> To do
Each entry below is to be duplicated precisely.

> Items from an interface collection
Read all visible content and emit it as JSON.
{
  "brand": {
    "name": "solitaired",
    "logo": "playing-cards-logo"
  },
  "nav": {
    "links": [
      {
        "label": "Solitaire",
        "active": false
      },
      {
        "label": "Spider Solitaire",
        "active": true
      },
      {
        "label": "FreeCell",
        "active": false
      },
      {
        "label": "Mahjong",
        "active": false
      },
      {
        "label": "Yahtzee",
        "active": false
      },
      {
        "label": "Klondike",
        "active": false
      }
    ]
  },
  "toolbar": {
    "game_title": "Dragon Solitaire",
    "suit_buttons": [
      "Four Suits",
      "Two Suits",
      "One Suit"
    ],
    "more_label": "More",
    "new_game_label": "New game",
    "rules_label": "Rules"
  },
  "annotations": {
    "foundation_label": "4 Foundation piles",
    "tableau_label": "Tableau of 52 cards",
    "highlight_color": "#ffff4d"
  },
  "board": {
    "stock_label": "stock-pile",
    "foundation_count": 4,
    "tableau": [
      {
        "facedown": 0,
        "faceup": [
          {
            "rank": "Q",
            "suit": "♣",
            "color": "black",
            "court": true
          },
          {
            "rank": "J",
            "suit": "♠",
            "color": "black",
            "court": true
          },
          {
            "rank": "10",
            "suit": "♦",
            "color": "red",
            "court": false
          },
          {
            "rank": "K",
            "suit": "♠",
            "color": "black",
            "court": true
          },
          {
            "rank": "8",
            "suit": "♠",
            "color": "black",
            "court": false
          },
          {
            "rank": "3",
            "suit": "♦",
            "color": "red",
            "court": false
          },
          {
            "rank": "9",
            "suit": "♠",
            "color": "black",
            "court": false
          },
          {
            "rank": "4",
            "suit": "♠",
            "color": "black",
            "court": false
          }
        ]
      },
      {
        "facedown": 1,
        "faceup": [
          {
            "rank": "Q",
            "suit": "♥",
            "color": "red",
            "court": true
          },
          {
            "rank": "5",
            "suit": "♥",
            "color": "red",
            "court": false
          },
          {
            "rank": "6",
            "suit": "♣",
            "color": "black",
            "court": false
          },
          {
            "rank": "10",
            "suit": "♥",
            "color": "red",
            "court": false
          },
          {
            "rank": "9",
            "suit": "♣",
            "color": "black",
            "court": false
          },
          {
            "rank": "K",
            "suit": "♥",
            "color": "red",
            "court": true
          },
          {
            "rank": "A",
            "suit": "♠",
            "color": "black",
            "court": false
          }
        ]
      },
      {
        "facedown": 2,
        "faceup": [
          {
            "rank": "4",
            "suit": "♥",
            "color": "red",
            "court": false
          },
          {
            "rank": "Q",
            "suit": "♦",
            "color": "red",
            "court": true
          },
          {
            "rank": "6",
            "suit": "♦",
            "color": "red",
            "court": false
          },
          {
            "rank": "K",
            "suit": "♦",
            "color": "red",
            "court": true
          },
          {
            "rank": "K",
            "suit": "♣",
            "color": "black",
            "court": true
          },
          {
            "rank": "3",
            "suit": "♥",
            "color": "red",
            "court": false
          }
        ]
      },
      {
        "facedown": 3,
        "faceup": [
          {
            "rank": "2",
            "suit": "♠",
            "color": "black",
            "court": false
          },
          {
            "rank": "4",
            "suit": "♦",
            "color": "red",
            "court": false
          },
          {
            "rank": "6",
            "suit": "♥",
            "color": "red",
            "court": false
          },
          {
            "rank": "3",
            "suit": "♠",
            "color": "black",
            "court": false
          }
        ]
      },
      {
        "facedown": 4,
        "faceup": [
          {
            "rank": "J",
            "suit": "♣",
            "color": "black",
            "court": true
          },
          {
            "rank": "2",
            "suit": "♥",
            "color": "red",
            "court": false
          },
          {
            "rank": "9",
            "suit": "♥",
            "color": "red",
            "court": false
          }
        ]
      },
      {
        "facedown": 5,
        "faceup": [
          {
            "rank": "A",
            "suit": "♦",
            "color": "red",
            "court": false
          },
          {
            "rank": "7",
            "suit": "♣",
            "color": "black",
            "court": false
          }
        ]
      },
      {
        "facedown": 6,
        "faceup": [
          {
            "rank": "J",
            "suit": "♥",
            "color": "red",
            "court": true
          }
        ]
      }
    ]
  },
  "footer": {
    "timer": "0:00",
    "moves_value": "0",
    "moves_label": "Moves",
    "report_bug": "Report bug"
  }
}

> Output of the task
Read all visible content and emit it as JSON.
{
  "brand": {
    "name": "solitaired",
    "logo": "playing-cards-logo"
  },
  "nav": {
    "links": [
      {
        "label": "Solitaire",
        "active": false
      },
      {
        "label": "Spider Solitaire",
        "active": true
      },
      {
        "label": "FreeCell",
        "active": false
      },
      {
        "label": "Mahjong",
        "active": false
      },
      {
        "label": "Yahtzee",
        "active": false
      },
      {
        "label": "Klondike",
        "active": false
      }
    ]
  },
  "toolbar": {
    "game_title": "Dragon Solitaire",
    "suit_buttons": [
      "Four Suits",
      "Two Suits",
      "One Suit"
    ],
    "more_label": "More",
    "new_game_label": "New game",
    "rules_label": "Rules"
  },
  "annotations": {
    "foundation_label": "4 Foundation piles",
    "tableau_label": "Tableau of 52 cards",
    "highlight_color": "#ffff4d"
  },
  "board": {
    "stock_label": "stock-pile",
    "foundation_count": 4,
    "tableau": [
      {
        "facedown": 0,
        "faceup": [
          {
            "rank": "Q",
            "suit": "♣",
            "color": "black",
            "court": true
          },
          {
            "rank": "J",
            "suit": "♠",
            "color": "black",
            "court": true
          },
          {
            "rank": "10",
            "suit": "♦",
            "color": "red",
            "court": false
          },
          {
            "rank": "K",
            "suit": "♠",
            "color": "black",
            "court": true
          },
          {
            "rank": "8",
            "suit": "♠",
            "color": "black",
            "court": false
          },
          {
            "rank": "3",
            "suit": "♦",
            "color": "red",
            "court": false
          },
          {
            "rank": "9",
            "suit": "♠",
            "color": "black",
            "court": false
          },
          {
            "rank": "4",
            "suit": "♠",
            "color": "black",
            "court": false
          }
        ]
      },
      {
        "facedown": 1,
        "faceup": [
          {
            "rank": "Q",
            "suit": "♥",
            "color": "red",
            "court": true
          },
          {
            "rank": "5",
            "suit": "♥",
            "color": "red",
            "court": false
          },
          {
            "rank": "6",
            "suit": "♣",
            "color": "black",
            "court": false
          },
          {
            "rank": "10",
            "suit": "♥",
            "color": "red",
            "court": false
          },
          {
            "rank": "9",
            "suit": "♣",
            "color": "black",
            "court": false
          },
          {
            "rank": "K",
            "suit": "♥",
            "color": "red",
            "court": true
          },
          {
            "rank": "A",
            "suit": "♠",
            "color": "black",
            "court": false
          }
        ]
      },
      {
        "facedown": 2,
        "faceup": [
          {
            "rank": "4",
            "suit": "♥",
            "color": "red",
            "court": false
          },
          {
            "rank": "Q",
            "suit": "♦",
            "color": "red",
            "court": true
          },
          {
            "rank": "6",
            "suit": "♦",
            "color": "red",
            "court": false
          },
          {
            "rank": "K",
            "suit": "♦",
            "color": "red",
            "court": true
          },
          {
            "rank": "K",
            "suit": "♣",
            "color": "black",
            "court": true
          },
          {
            "rank": "3",
            "suit": "♥",
            "color": "red",
            "court": false
          }
        ]
      },
      {
        "facedown": 3,
        "faceup": [
          {
            "rank": "2",
            "suit": "♠",
            "color": "black",
            "court": false
          },
          {
            "rank": "4",
            "suit": "♦",
            "color": "red",
            "court": false
          },
          {
            "rank": "6",
            "suit": "♥",
            "color": "red",
            "court": false
          },
          {
            "rank": "3",
            "suit": "♠",
            "color": "black",
            "court": false
          }
        ]
      },
      {
        "facedown": 4,
        "faceup": [
          {
            "rank": "J",
            "suit": "♣",
            "color": "black",
            "court": true
          },
          {
            "rank": "2",
            "suit": "♥",
            "color": "red",
            "court": false
          },
          {
            "rank": "9",
            "suit": "♥",
            "color": "red",
            "court": false
          }
        ]
      },
      {
        "facedown": 5,
        "faceup": [
          {
            "rank": "A",
            "suit": "♦",
            "color": "red",
            "court": false
          },
          {
            "rank": "7",
            "suit": "♣",
            "color": "black",
            "court": false
          }
        ]
      },
      {
        "facedown": 6,
        "faceup": [
          {
            "rank": "J",
            "suit": "♥",
            "color": "red",
            "court": true
          }
        ]
      }
    ]
  },
  "footer": {
    "timer": "0:00",
    "moves_value": "0",
    "moves_label": "Moves",
    "report_bug": "Report bug"
  }
}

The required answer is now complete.